Segment Start: Materials provided

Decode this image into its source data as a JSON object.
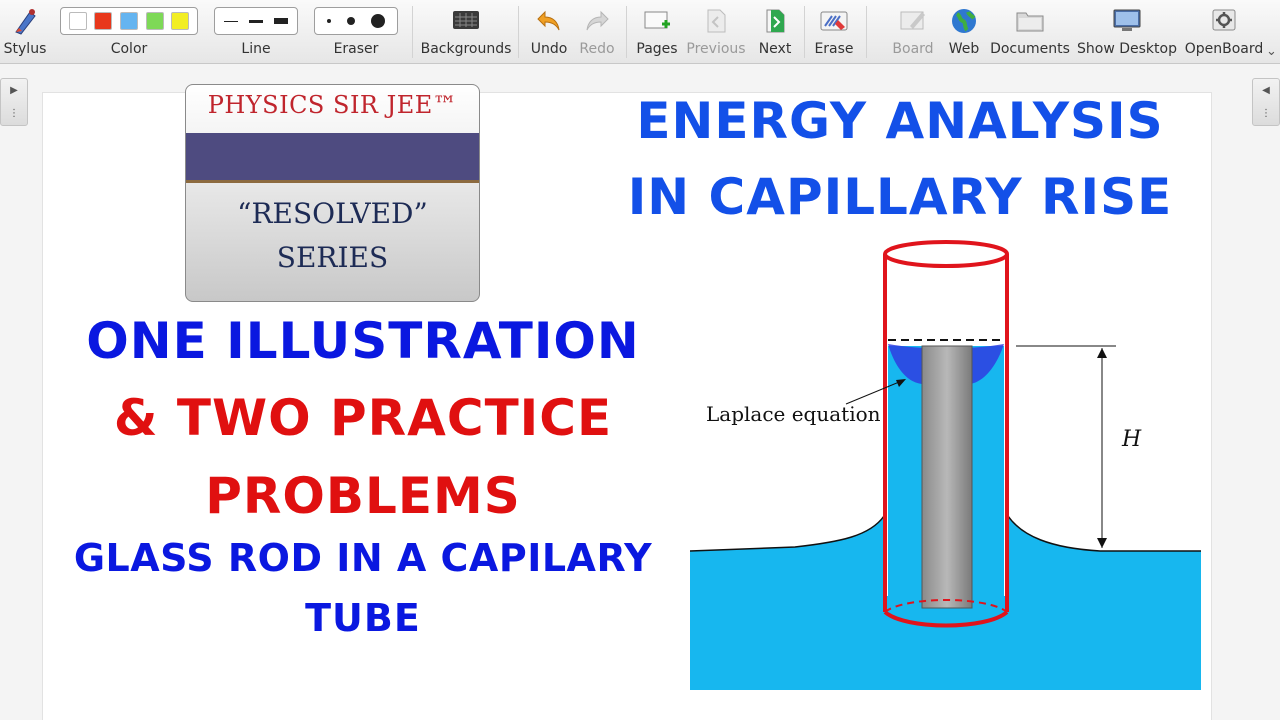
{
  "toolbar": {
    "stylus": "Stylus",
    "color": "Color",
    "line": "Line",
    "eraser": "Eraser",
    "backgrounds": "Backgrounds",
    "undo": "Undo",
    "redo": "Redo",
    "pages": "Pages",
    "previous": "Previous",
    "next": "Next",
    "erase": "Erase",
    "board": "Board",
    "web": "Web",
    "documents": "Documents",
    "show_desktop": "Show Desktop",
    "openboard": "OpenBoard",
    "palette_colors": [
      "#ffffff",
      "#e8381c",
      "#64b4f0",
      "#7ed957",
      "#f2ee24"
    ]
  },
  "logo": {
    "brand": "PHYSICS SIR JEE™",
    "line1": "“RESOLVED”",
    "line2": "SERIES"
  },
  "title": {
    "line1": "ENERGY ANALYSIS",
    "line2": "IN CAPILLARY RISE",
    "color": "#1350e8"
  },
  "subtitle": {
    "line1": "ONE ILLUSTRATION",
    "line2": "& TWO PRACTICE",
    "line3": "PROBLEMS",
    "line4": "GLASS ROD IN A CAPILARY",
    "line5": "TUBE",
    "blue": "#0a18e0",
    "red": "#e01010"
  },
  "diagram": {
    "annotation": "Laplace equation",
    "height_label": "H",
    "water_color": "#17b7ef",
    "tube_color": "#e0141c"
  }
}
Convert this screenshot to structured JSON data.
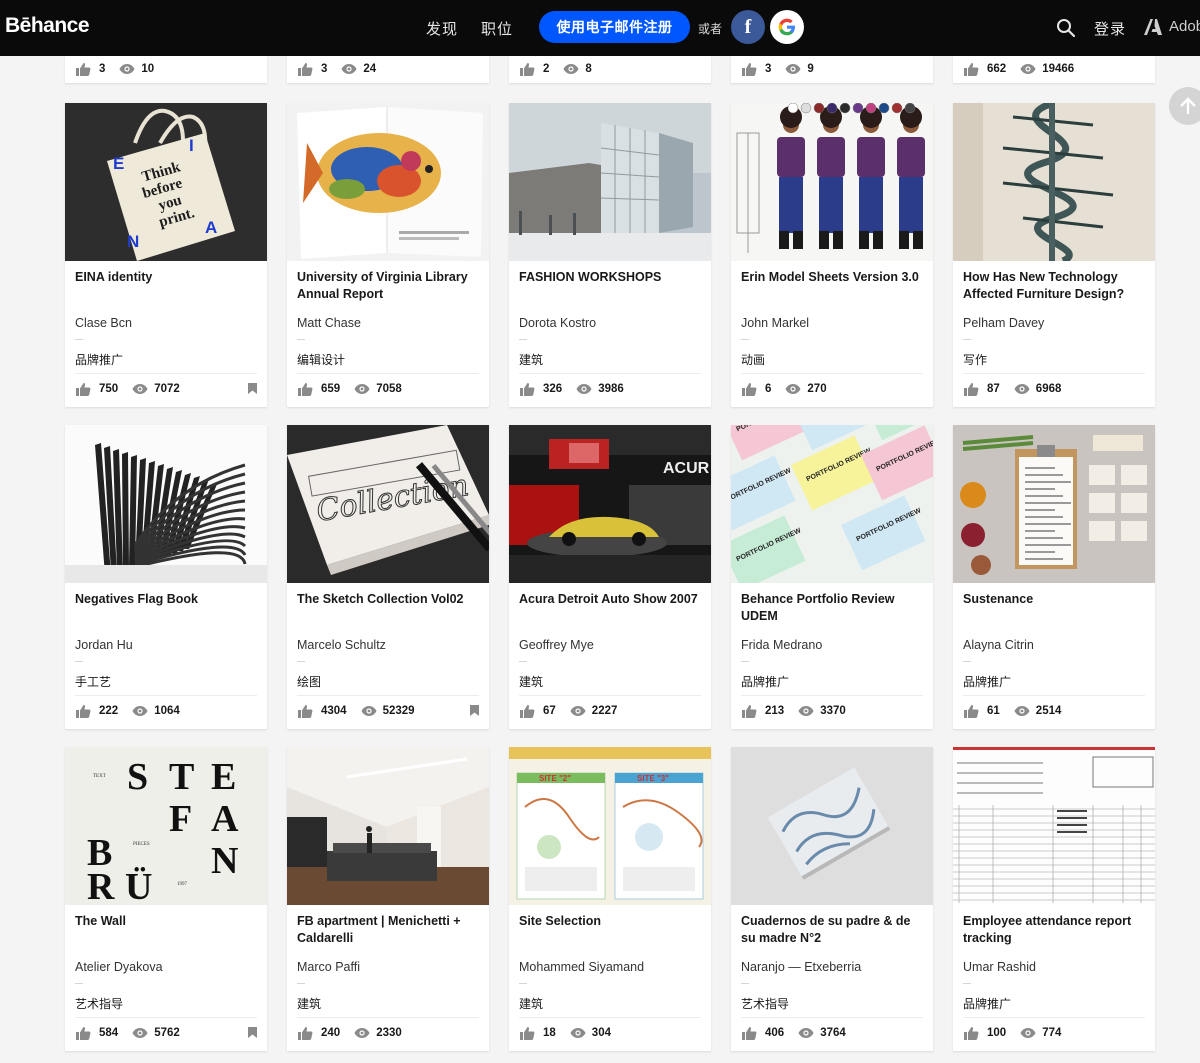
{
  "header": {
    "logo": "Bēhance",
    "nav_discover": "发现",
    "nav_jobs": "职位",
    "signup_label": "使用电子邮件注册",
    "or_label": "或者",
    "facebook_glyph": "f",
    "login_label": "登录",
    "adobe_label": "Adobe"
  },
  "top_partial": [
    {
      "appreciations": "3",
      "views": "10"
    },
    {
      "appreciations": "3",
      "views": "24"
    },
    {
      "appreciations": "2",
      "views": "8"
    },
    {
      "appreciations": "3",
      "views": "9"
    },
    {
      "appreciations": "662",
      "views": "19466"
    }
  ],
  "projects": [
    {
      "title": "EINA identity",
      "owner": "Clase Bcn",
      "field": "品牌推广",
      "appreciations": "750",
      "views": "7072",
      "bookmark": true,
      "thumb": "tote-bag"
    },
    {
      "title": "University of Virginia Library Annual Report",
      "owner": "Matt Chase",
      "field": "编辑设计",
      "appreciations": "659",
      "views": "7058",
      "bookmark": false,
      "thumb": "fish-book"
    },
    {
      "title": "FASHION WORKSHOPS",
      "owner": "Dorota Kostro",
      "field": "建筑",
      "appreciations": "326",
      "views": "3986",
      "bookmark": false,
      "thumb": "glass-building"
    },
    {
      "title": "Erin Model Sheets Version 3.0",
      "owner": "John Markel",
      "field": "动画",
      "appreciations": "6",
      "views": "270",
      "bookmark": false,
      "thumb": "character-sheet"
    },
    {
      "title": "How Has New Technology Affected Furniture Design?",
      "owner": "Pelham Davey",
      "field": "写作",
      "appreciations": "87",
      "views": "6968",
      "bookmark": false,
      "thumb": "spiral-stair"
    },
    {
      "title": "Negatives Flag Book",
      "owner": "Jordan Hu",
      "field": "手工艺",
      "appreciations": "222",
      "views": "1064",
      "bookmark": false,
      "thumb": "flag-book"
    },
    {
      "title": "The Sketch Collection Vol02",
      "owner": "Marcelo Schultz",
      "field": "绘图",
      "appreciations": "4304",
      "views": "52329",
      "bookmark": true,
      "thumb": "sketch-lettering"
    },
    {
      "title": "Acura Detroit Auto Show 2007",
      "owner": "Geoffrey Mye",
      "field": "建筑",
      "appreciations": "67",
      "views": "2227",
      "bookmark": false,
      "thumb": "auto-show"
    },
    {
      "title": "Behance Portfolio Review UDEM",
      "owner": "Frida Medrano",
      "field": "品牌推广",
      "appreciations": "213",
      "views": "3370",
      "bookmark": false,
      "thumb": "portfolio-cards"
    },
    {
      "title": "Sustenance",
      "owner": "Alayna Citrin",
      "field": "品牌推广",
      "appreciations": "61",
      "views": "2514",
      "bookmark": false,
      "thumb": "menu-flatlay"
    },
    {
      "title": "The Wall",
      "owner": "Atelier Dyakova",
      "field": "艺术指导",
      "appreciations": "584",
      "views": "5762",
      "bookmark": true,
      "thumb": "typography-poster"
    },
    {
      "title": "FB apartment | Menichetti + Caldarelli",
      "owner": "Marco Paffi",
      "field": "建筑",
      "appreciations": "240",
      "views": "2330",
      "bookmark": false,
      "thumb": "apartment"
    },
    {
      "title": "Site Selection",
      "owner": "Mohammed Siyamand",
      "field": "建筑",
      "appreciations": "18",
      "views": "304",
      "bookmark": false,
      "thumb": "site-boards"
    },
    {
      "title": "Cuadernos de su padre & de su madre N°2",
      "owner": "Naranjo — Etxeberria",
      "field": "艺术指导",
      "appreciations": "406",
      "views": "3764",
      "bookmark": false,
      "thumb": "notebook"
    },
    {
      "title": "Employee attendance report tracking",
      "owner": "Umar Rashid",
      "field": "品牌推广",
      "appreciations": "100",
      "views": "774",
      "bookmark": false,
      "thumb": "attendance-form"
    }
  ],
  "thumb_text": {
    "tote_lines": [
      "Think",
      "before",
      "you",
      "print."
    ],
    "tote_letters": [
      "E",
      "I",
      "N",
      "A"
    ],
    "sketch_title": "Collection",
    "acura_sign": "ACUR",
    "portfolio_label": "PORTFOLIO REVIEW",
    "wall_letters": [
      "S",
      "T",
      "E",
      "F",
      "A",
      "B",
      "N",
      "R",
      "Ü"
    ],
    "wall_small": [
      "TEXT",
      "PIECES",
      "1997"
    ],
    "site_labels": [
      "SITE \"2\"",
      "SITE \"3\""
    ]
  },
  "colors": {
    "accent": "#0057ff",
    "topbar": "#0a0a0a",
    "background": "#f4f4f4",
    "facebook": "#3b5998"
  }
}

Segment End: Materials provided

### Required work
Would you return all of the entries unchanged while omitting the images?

### Response area
Decode this image into its source data as a JSON object.
{
  "toolbar": {
    "stylus": "Stylus",
    "color": "Color",
    "line": "Line",
    "eraser": "Eraser",
    "backgrounds": "Backgrounds",
    "undo": "Undo",
    "redo": "Redo",
    "pages": "Pages",
    "previous": "Previous",
    "next": "Next",
    "erase": "Erase",
    "board": "Board",
    "web": "Web",
    "documents": "Documents",
    "show_desktop": "Show Desktop",
    "openboard": "OpenBoard",
    "palette_colors": [
      "#ffffff",
      "#e8381c",
      "#64b4f0",
      "#7ed957",
      "#f2ee24"
    ]
  },
  "logo": {
    "brand": "PHYSICS SIR JEE™",
    "line1": "“RESOLVED”",
    "line2": "SERIES"
  },
  "title": {
    "line1": "ENERGY ANALYSIS",
    "line2": "IN CAPILLARY RISE",
    "color": "#1350e8"
  },
  "subtitle": {
    "line1": "ONE ILLUSTRATION",
    "line2": "& TWO PRACTICE",
    "line3": "PROBLEMS",
    "line4": "GLASS ROD IN A CAPILARY",
    "line5": "TUBE",
    "blue": "#0a18e0",
    "red": "#e01010"
  },
  "diagram": {
    "annotation": "Laplace equation",
    "height_label": "H",
    "water_color": "#17b7ef",
    "tube_color": "#e0141c"
  }
}
Convert this screenshot to structured JSON data.
{
  "header": {
    "logo": "Bēhance",
    "nav_discover": "发现",
    "nav_jobs": "职位",
    "signup_label": "使用电子邮件注册",
    "or_label": "或者",
    "facebook_glyph": "f",
    "login_label": "登录",
    "adobe_label": "Adobe"
  },
  "top_partial": [
    {
      "appreciations": "3",
      "views": "10"
    },
    {
      "appreciations": "3",
      "views": "24"
    },
    {
      "appreciations": "2",
      "views": "8"
    },
    {
      "appreciations": "3",
      "views": "9"
    },
    {
      "appreciations": "662",
      "views": "19466"
    }
  ],
  "projects": [
    {
      "title": "EINA identity",
      "owner": "Clase Bcn",
      "field": "品牌推广",
      "appreciations": "750",
      "views": "7072",
      "bookmark": true,
      "thumb": "tote-bag"
    },
    {
      "title": "University of Virginia Library Annual Report",
      "owner": "Matt Chase",
      "field": "编辑设计",
      "appreciations": "659",
      "views": "7058",
      "bookmark": false,
      "thumb": "fish-book"
    },
    {
      "title": "FASHION WORKSHOPS",
      "owner": "Dorota Kostro",
      "field": "建筑",
      "appreciations": "326",
      "views": "3986",
      "bookmark": false,
      "thumb": "glass-building"
    },
    {
      "title": "Erin Model Sheets Version 3.0",
      "owner": "John Markel",
      "field": "动画",
      "appreciations": "6",
      "views": "270",
      "bookmark": false,
      "thumb": "character-sheet"
    },
    {
      "title": "How Has New Technology Affected Furniture Design?",
      "owner": "Pelham Davey",
      "field": "写作",
      "appreciations": "87",
      "views": "6968",
      "bookmark": false,
      "thumb": "spiral-stair"
    },
    {
      "title": "Negatives Flag Book",
      "owner": "Jordan Hu",
      "field": "手工艺",
      "appreciations": "222",
      "views": "1064",
      "bookmark": false,
      "thumb": "flag-book"
    },
    {
      "title": "The Sketch Collection Vol02",
      "owner": "Marcelo Schultz",
      "field": "绘图",
      "appreciations": "4304",
      "views": "52329",
      "bookmark": true,
      "thumb": "sketch-lettering"
    },
    {
      "title": "Acura Detroit Auto Show 2007",
      "owner": "Geoffrey Mye",
      "field": "建筑",
      "appreciations": "67",
      "views": "2227",
      "bookmark": false,
      "thumb": "auto-show"
    },
    {
      "title": "Behance Portfolio Review UDEM",
      "owner": "Frida Medrano",
      "field": "品牌推广",
      "appreciations": "213",
      "views": "3370",
      "bookmark": false,
      "thumb": "portfolio-cards"
    },
    {
      "title": "Sustenance",
      "owner": "Alayna Citrin",
      "field": "品牌推广",
      "appreciations": "61",
      "views": "2514",
      "bookmark": false,
      "thumb": "menu-flatlay"
    },
    {
      "title": "The Wall",
      "owner": "Atelier Dyakova",
      "field": "艺术指导",
      "appreciations": "584",
      "views": "5762",
      "bookmark": true,
      "thumb": "typography-poster"
    },
    {
      "title": "FB apartment | Menichetti + Caldarelli",
      "owner": "Marco Paffi",
      "field": "建筑",
      "appreciations": "240",
      "views": "2330",
      "bookmark": false,
      "thumb": "apartment"
    },
    {
      "title": "Site Selection",
      "owner": "Mohammed Siyamand",
      "field": "建筑",
      "appreciations": "18",
      "views": "304",
      "bookmark": false,
      "thumb": "site-boards"
    },
    {
      "title": "Cuadernos de su padre & de su madre N°2",
      "owner": "Naranjo — Etxeberria",
      "field": "艺术指导",
      "appreciations": "406",
      "views": "3764",
      "bookmark": false,
      "thumb": "notebook"
    },
    {
      "title": "Employee attendance report tracking",
      "owner": "Umar Rashid",
      "field": "品牌推广",
      "appreciations": "100",
      "views": "774",
      "bookmark": false,
      "thumb": "attendance-form"
    }
  ],
  "thumb_text": {
    "tote_lines": [
      "Think",
      "before",
      "you",
      "print."
    ],
    "tote_letters": [
      "E",
      "I",
      "N",
      "A"
    ],
    "sketch_title": "Collection",
    "acura_sign": "ACUR",
    "portfolio_label": "PORTFOLIO REVIEW",
    "wall_letters": [
      "S",
      "T",
      "E",
      "F",
      "A",
      "B",
      "N",
      "R",
      "Ü"
    ],
    "wall_small": [
      "TEXT",
      "PIECES",
      "1997"
    ],
    "site_labels": [
      "SITE \"2\"",
      "SITE \"3\""
    ]
  },
  "colors": {
    "accent": "#0057ff",
    "topbar": "#0a0a0a",
    "background": "#f4f4f4",
    "facebook": "#3b5998"
  }
}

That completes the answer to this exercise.